I’m particularly happy that we could also count on the expertise and support of our British colleagues. Both the UK and Belgium have always been very much at the forefront when it comes to promoting, implementing and developing IHL. Both countries were among the very first States in the world to ratify the first convention on IHL, the Convention for the Amelioration of the Condition of the Wounded in Armies in the Field, adopted in Geneva in 1864.

We have also forged partnerships in the field of fact-finding mechanisms. We both have presented candidates for the International Humanitarian Fact-finding Commission based in Bern, Switzerland, and British and Belgian members of that Fact-Finding Commission are among us today. They will undoubtedly share thought-provoking insights during the morning and the afternoon sessions: So a special welcome to Professor Charles Garraway from the UK and my compatriot Professor Eric David.

I have been informed that in 2013 our common commitment to IHL also paved the way for a jointly organized and well-attended side-event in The Hague during the 12th session of the Assembly of States Parties to the Rome Statute of the International Criminal Court. I understand that the conclusions of this side-event, which was also supported by the International Committee of the Red Cross, included a recommendation to organize an international expert meeting permitting to deepen our thoughts on today’s topic of Fact-Finding Mechanisms to strengthen the implementation of IHL. So here you are, with great appetite to tackle the questions and challenges I assume!

The organizers have set three objectives for today’s work:

The first objective is to examine the usefulness of a fact-finding function in the framework of IHL implementation and the specificities of such function.

The second objective is to explore possible ways of strengthening the fact-finding functions in situations where IHL is applicable.

The third objective is to reflect on the potential role for the International Humanitarian Fact-Finding Commission in this respect.

These objectives are quite ambitious for a one-day event, but I trust that the available expertise will guide you through the work in the most efficient and effective way. My special thanks to our speakers coming from abroad: I have already mentioned Professor Garraway, but I should also welcome Judge Kirsch, Ambassador Lindenmann, Dr. Bruderlein, Professor Aptel, and Dr. Boutruche.

Mr Gérard Dive, Chairman of the Belgian Task Force for International Criminal Justice and head of the IHL section within my department will chair this morning session, and stands ready to present the day in more detail. In the afternoon it will be Mrs Claire Demaret, the head of the War Crimes Team within the Foreign and Commonwealth Office of the United Kingdom, who will be in charge of presiding over the sessions. Thank you for that Mrs Demaret, it is great to have you here.

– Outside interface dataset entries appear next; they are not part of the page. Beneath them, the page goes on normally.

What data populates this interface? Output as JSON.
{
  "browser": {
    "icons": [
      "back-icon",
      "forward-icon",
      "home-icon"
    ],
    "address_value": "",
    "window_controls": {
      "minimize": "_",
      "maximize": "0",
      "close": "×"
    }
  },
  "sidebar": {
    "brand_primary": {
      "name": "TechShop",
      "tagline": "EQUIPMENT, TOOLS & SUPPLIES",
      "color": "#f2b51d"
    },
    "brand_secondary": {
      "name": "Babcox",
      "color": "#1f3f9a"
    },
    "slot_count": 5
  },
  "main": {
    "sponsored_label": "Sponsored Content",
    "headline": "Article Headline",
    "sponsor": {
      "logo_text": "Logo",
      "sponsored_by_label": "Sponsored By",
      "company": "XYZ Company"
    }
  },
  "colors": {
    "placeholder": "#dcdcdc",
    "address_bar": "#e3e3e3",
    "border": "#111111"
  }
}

So without further delay I therefore declare this international expert meeting opened, and I wish you a very fruitful day. To my regret I will not be able to stay with you for the rest of the event due to other commitments, but I’m sure that you are in good hands.

Thank you for your kind attention, and Mr. Dive, the floor is yours.